|By Levon Kinney|
WILBRAHAM Introducing people to a new church is not easy, but Father John Talk is here to greet them. After all, he and his family were welcomed just the same way when they arrived a few months ago.
"Not only did the church accept us, but the whole community [did]," Talk said. "From the guys at the bank to the guys at the village caf , they have all gone out of their way to help my family feel welcome."
After Father Kenneth Campbell retired in 2004, Church of the Epiphany started a nation-wide search trying to fill the space left by Campbell. After more than a year, Epiphany found Talk, and his excitement about the church and its congregation made it a good match.
Talk was on his own nation-wide search, "From Provincetown to Seattle," he said.
"I was in Epiphany one day, and I noticed a bulletin board the children made about how they could help other children in the community," he said.
On another occassion he witnessed the action of the "Food, Friends and Fun," service.

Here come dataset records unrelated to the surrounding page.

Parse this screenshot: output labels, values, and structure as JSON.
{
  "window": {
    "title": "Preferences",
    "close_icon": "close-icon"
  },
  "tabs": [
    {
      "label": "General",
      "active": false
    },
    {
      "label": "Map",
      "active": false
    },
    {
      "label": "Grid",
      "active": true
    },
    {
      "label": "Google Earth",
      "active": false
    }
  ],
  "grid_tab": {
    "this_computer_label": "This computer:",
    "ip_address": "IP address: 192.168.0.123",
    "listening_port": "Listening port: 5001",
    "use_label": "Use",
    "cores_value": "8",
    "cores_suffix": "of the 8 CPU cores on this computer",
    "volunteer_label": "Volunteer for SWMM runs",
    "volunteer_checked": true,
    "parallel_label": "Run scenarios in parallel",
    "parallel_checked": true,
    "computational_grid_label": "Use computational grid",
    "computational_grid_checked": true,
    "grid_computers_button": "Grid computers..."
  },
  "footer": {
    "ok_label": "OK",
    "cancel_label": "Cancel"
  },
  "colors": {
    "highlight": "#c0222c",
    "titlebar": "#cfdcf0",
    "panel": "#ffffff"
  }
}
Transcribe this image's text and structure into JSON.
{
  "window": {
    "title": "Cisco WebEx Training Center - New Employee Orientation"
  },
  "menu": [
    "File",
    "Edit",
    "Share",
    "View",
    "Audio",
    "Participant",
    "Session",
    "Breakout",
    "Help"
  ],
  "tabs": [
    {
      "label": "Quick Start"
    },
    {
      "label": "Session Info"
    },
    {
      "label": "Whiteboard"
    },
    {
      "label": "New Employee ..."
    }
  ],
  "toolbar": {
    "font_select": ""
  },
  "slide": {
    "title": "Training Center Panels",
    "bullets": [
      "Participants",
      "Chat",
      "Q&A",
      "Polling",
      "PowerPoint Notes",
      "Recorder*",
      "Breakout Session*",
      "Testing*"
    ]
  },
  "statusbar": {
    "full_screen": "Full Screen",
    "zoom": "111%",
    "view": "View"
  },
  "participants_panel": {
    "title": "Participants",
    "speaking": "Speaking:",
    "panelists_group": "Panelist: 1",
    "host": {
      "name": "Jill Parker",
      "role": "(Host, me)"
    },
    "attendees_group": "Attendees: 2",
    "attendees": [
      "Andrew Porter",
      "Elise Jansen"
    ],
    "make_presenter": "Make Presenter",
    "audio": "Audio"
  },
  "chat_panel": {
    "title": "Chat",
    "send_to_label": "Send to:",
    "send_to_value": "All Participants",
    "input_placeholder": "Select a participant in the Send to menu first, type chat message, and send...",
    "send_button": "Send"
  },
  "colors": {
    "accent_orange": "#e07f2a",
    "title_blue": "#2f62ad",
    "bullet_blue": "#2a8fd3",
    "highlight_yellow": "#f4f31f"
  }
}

"Every day it feeds 2,000 underpriviledged school children," he said. "Wow!"
He said he saw that the programs the church community provided were not superficial -- they were part of the people, part of the community.
Growing up in Texas the son of a Methodist pastor, Talk saw the commitment his father made and soon realized it wasn't the life for him. He attended law school and converted to the Episcopal Church. But while he was still in school he heard a calling.
"God had something else for me," he recalled. "It is like trying on clothes, when I was a lawyer I put on a pair of shoes that just didn't fit right. But when I put on the shoes of the priest, they seemed to fit me just fine."
Already hard at work, Talk has started a community youth group and he is looking to start an adult Christian group, as well. He said he wants the church preschool to become more integrated in the community.
"This will help us grow spiritually and broaden our service to the community," Talk said. "There are new ways of developing all of our Christian identities and examining how Christ leads up through our lives."
Talk is also very aware of the gap between popular culture and Christianity.
"Jesus is about loving, forgiveness and community, looking around society will find the three absent," he said. "We are taught to be selfish by our economic system, taught to be unforgiving by our justice system. Building relationships with God, other people and yourself is what Christ is all about."
Talk, his wife Shelley, and their five children are "Glad to be here," he said.
He added, in a message to the community, "If there is anything I can do, let me know. We would love to introduce folks to Epiphany."
For more information about the Church of the Epiphany of Father John Talk, contact the church by calling 596-6080 or go to www.epiphanyma.org.